Now, if you have a thing for classic commercial vehicles and you for some reason want to restore that Dodge to its former dubious glory, knock yourself out my friend. If you are looking for a work vehicle to do work with, only the Ford is even a realistic option.
Take The Dodge!!
Grew up with a 1987 Dodge B250 318, last year of carburation. It was Red and White with beautiful red interior and O so comfy seats! Called it the B.U.V. (Big Ugly Van) because my aunt thought it was an ugly van, so naturally, thats the name that stuck just to pick on her. It hauled all four of us and three motorcycles in the back during a family vacation several times.

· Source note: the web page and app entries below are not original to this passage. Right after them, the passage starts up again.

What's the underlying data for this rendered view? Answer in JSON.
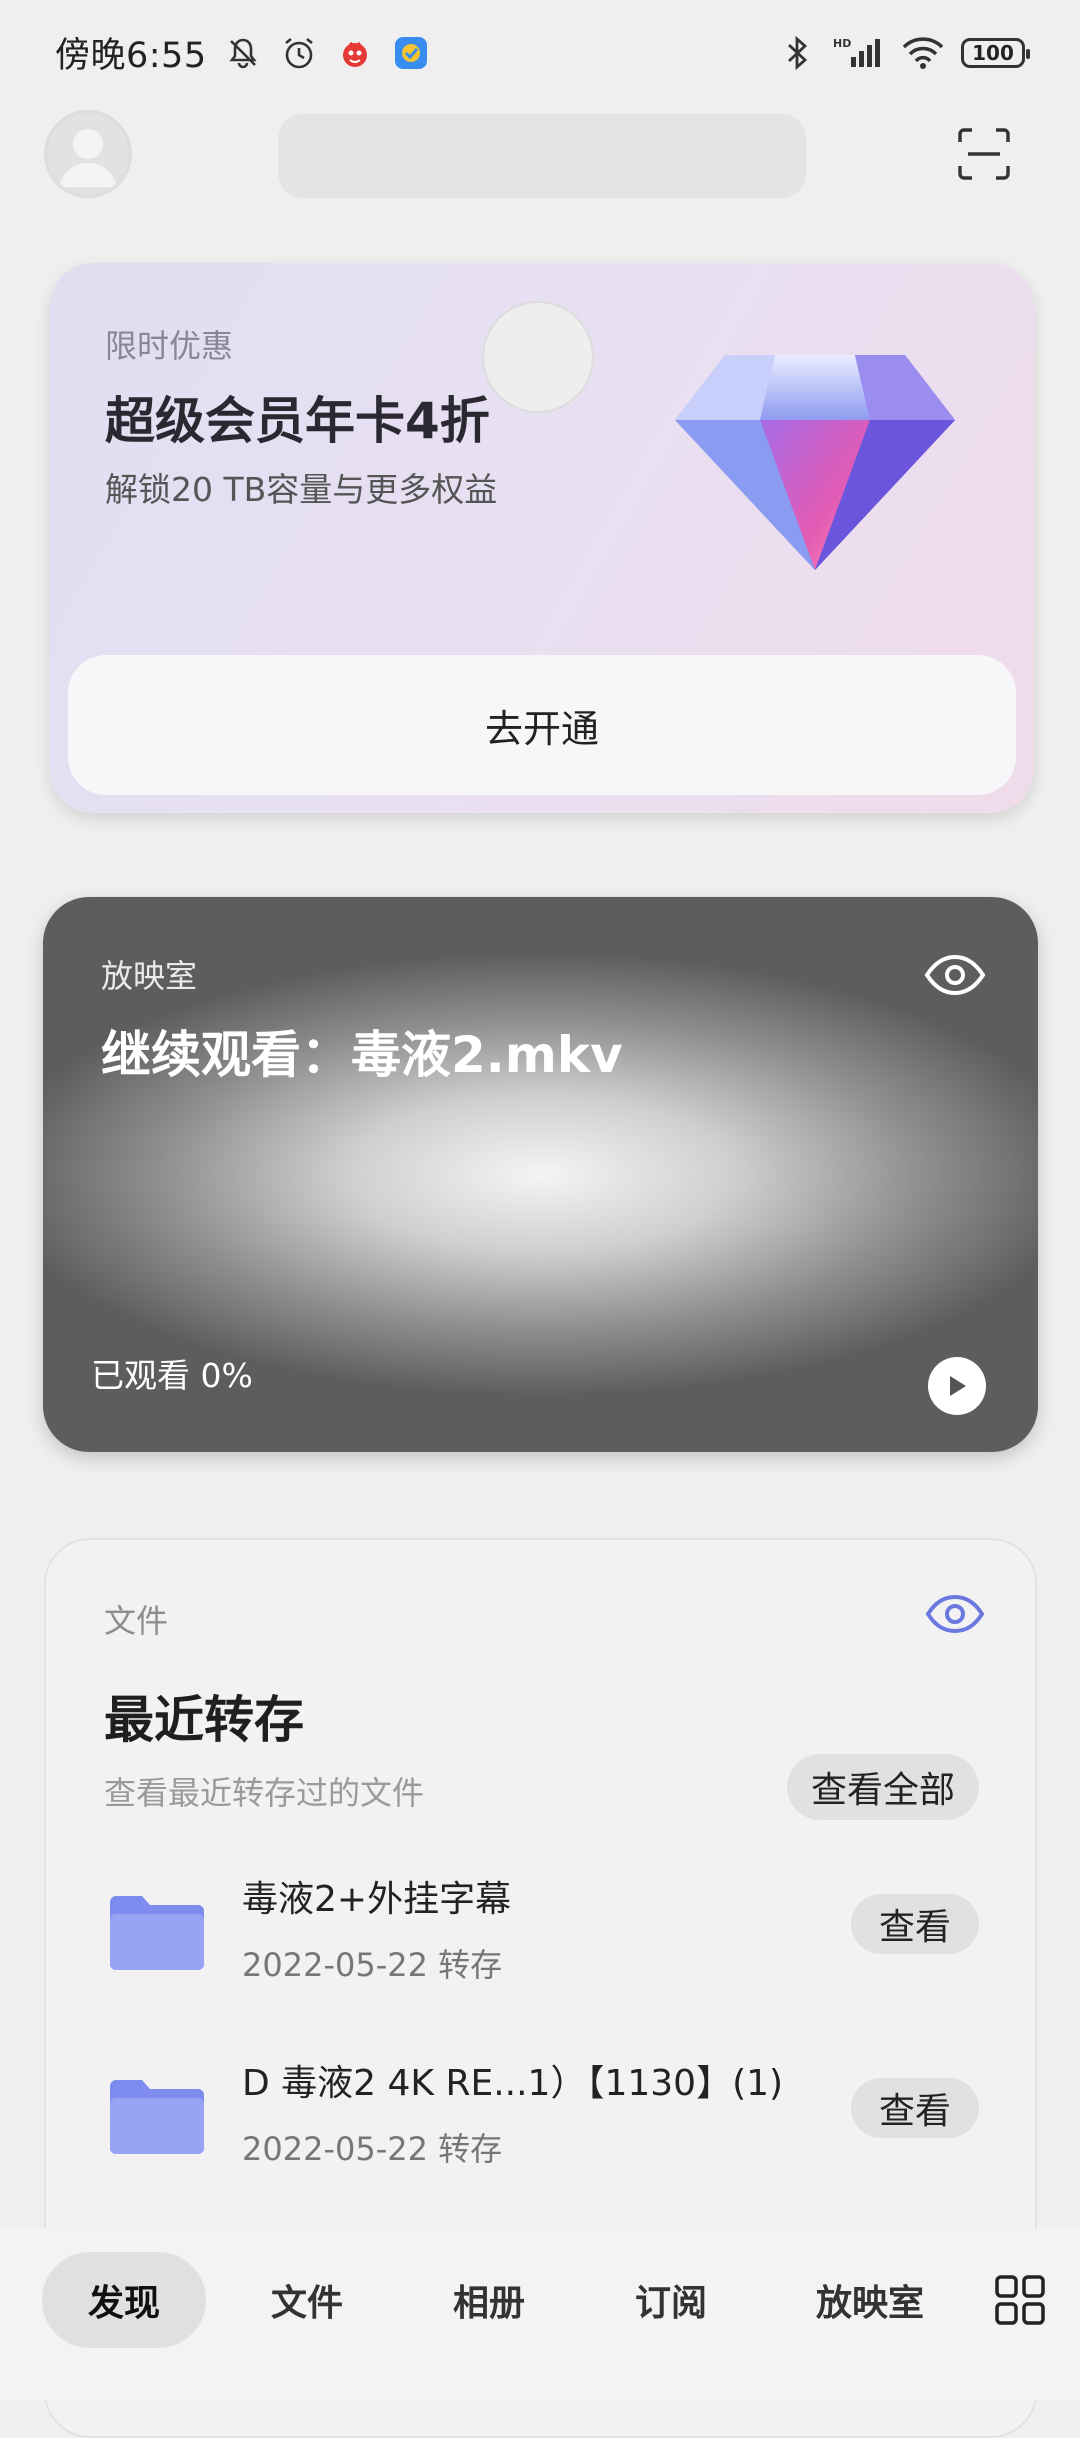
{
  "status_bar": {
    "time": "傍晚6:55",
    "battery": "100",
    "network_badge": "HD",
    "icons": [
      "bell-off-icon",
      "alarm-icon",
      "app-notification-icon",
      "app-notification-icon-2",
      "bluetooth-icon",
      "signal-icon",
      "wifi-icon",
      "battery-icon"
    ]
  },
  "header": {
    "icons": [
      "avatar-icon",
      "scan-icon"
    ]
  },
  "promo": {
    "tag": "限时优惠",
    "title": "超级会员年卡4折",
    "subtitle": "解锁20 TB容量与更多权益",
    "button_label": "去开通",
    "icon": "diamond-icon"
  },
  "theater": {
    "tag": "放映室",
    "title": "继续观看：毒液2.mkv",
    "progress_text": "已观看 0%",
    "progress_value": 0,
    "icons": [
      "eye-icon",
      "play-icon"
    ]
  },
  "files": {
    "tag": "文件",
    "title": "最近转存",
    "subtitle": "查看最近转存过的文件",
    "view_all_label": "查看全部",
    "items": [
      {
        "name": "毒液2+外挂字幕",
        "date": "2022-05-22 转存",
        "action": "查看"
      },
      {
        "name": "D 毒液2 4K RE...1）【1130】(1)",
        "date": "2022-05-22 转存",
        "action": "查看"
      }
    ],
    "accent_color": "#6b78e0"
  },
  "nav": {
    "items": [
      {
        "label": "发现",
        "active": true
      },
      {
        "label": "文件",
        "active": false
      },
      {
        "label": "相册",
        "active": false
      },
      {
        "label": "订阅",
        "active": false
      },
      {
        "label": "放映室",
        "active": false
      }
    ],
    "grid_icon": "grid-icon"
  }
}
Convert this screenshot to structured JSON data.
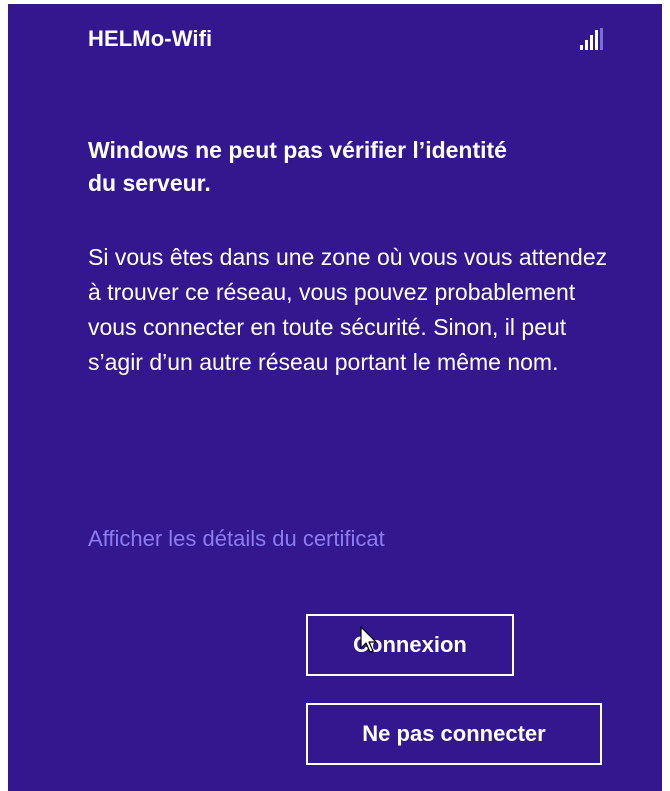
{
  "network": {
    "name": "HELMo-Wifi",
    "signal_icon": "signal-strength-icon"
  },
  "message": {
    "title": "Windows ne peut pas vérifier l’identité du serveur.",
    "body": "Si vous êtes dans une zone où vous vous attendez à trouver ce réseau, vous pouvez probablement vous connecter en toute sécurité. Sinon, il peut s’agir d’un autre réseau portant le même nom."
  },
  "links": {
    "show_certificate": "Afficher les détails du certificat"
  },
  "buttons": {
    "connect": "Connexion",
    "dont_connect": "Ne pas connecter"
  },
  "colors": {
    "background": "#32178f",
    "link": "#8b7cf4",
    "text": "#ffffff"
  }
}
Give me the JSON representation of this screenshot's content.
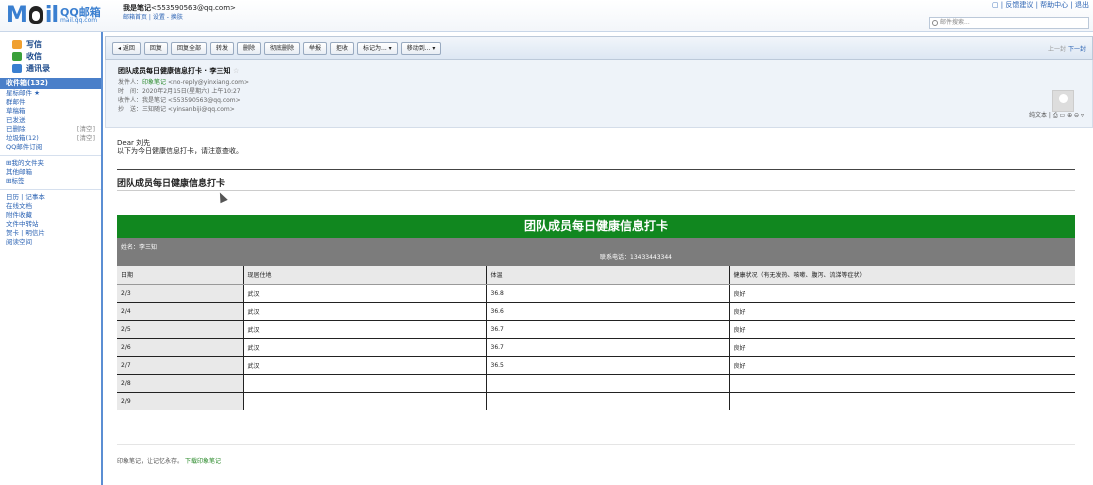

Rust took it away after 300K plus miles. My dad still misses the B.U.V.
I voted Dodge. I owned a 1973 Dodge D-100 van with a slant 6. I used that thing to haul just about anything. Rust finally killed it. I called it “Moby Dodge”. Moby Dodge 2.0 might be an interesting addition to the family.
Get the Dodge. The Ford is better set up as a work van, but that mysterious misfire isn’t worth addressing in a used up vehicle. The seller knows this, hence the sale.
Not that the Dodge is anything to write home about. I’d vote for neither if that were an option.